### Task requirements
Line by line, copy out the entries exactly and leave the pictures behind.

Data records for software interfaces
----
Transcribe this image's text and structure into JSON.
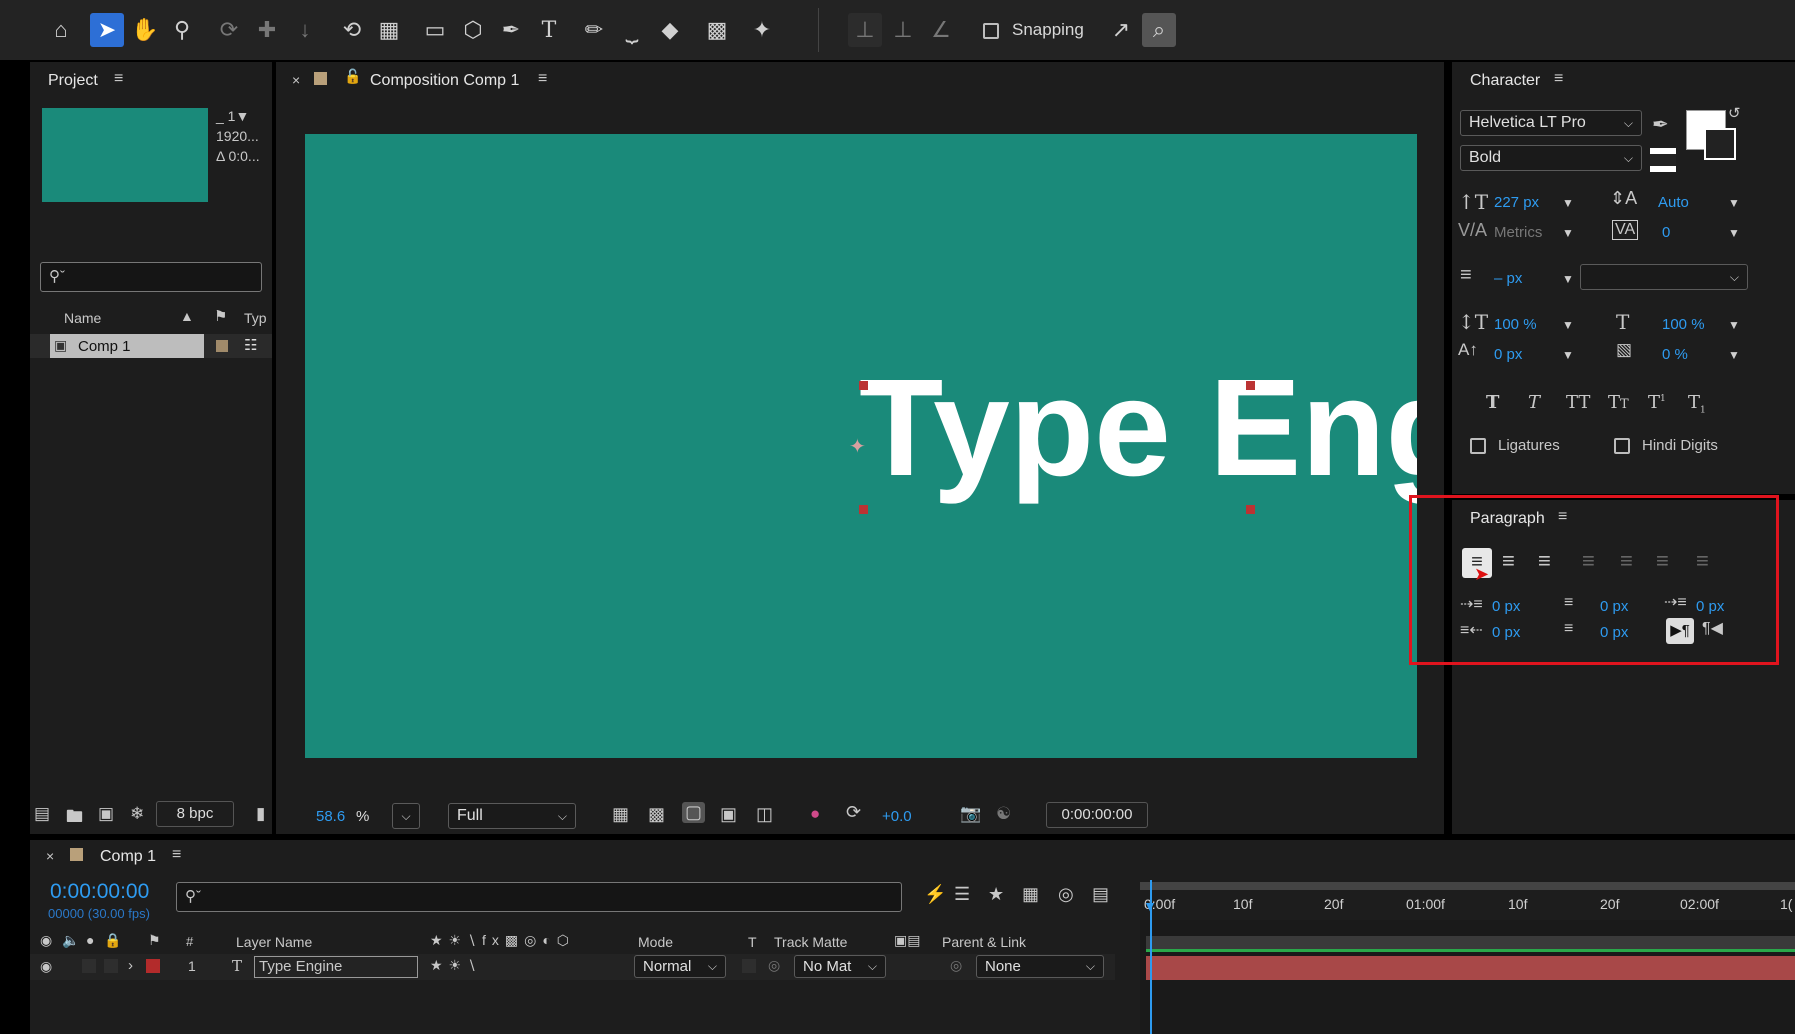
{
  "toolbar": {
    "snapping_label": "Snapping",
    "snapping_checked": false
  },
  "project": {
    "title": "Project",
    "thumb_info": [
      "_ 1▼",
      "1920...",
      "Δ 0:0..."
    ],
    "columns": {
      "name": "Name",
      "type": "Typ"
    },
    "items": [
      {
        "name": "Comp 1"
      }
    ],
    "bpc": "8 bpc"
  },
  "composition": {
    "tab_title": "Composition Comp 1",
    "canvas_text": "Type Eng",
    "bg_color": "#1a8a7a",
    "zoom": "58.6",
    "zoom_unit": "%",
    "resolution": "Full",
    "exposure": "+0.0",
    "timecode": "0:00:00:00"
  },
  "character": {
    "title": "Character",
    "font_family": "Helvetica LT Pro",
    "font_style": "Bold",
    "font_size": "227 px",
    "leading": "Auto",
    "kerning": "Metrics",
    "tracking": "0",
    "stroke_width": "– px",
    "vscale": "100 %",
    "hscale": "100 %",
    "baseline": "0 px",
    "tsume": "0 %",
    "ligatures_label": "Ligatures",
    "hindi_label": "Hindi Digits"
  },
  "paragraph": {
    "title": "Paragraph",
    "indent_left": "0 px",
    "indent_right": "0 px",
    "space_before": "0 px",
    "first_line": "0 px",
    "space_after": "0 px",
    "highlight_color": "#e0141e"
  },
  "timeline": {
    "tab_title": "Comp 1",
    "timecode": "0:00:00:00",
    "frames": "00000 (30.00 fps)",
    "ruler": [
      "0:00f",
      "10f",
      "20f",
      "01:00f",
      "10f",
      "20f",
      "02:00f",
      "1("
    ],
    "columns": {
      "layer_name": "Layer Name",
      "mode": "Mode",
      "t": "T",
      "track_matte": "Track Matte",
      "parent": "Parent & Link"
    },
    "layers": [
      {
        "num": "1",
        "name": "Type Engine",
        "mode": "Normal",
        "matte": "No Mat",
        "parent": "None"
      }
    ]
  }
}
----
### Worked solution
Transcribe this image's text and structure into JSON.
{
  "toolbar": {
    "snapping_label": "Snapping",
    "snapping_checked": false
  },
  "project": {
    "title": "Project",
    "thumb_info": [
      "_ 1▼",
      "1920...",
      "Δ 0:0..."
    ],
    "columns": {
      "name": "Name",
      "type": "Typ"
    },
    "items": [
      {
        "name": "Comp 1"
      }
    ],
    "bpc": "8 bpc"
  },
  "composition": {
    "tab_title": "Composition Comp 1",
    "canvas_text": "Type Eng",
    "bg_color": "#1a8a7a",
    "zoom": "58.6",
    "zoom_unit": "%",
    "resolution": "Full",
    "exposure": "+0.0",
    "timecode": "0:00:00:00"
  },
  "character": {
    "title": "Character",
    "font_family": "Helvetica LT Pro",
    "font_style": "Bold",
    "font_size": "227 px",
    "leading": "Auto",
    "kerning": "Metrics",
    "tracking": "0",
    "stroke_width": "– px",
    "vscale": "100 %",
    "hscale": "100 %",
    "baseline": "0 px",
    "tsume": "0 %",
    "ligatures_label": "Ligatures",
    "hindi_label": "Hindi Digits"
  },
  "paragraph": {
    "title": "Paragraph",
    "indent_left": "0 px",
    "indent_right": "0 px",
    "space_before": "0 px",
    "first_line": "0 px",
    "space_after": "0 px",
    "highlight_color": "#e0141e"
  },
  "timeline": {
    "tab_title": "Comp 1",
    "timecode": "0:00:00:00",
    "frames": "00000 (30.00 fps)",
    "ruler": [
      "0:00f",
      "10f",
      "20f",
      "01:00f",
      "10f",
      "20f",
      "02:00f",
      "1("
    ],
    "columns": {
      "layer_name": "Layer Name",
      "mode": "Mode",
      "t": "T",
      "track_matte": "Track Matte",
      "parent": "Parent & Link"
    },
    "layers": [
      {
        "num": "1",
        "name": "Type Engine",
        "mode": "Normal",
        "matte": "No Mat",
        "parent": "None"
      }
    ]
  }
}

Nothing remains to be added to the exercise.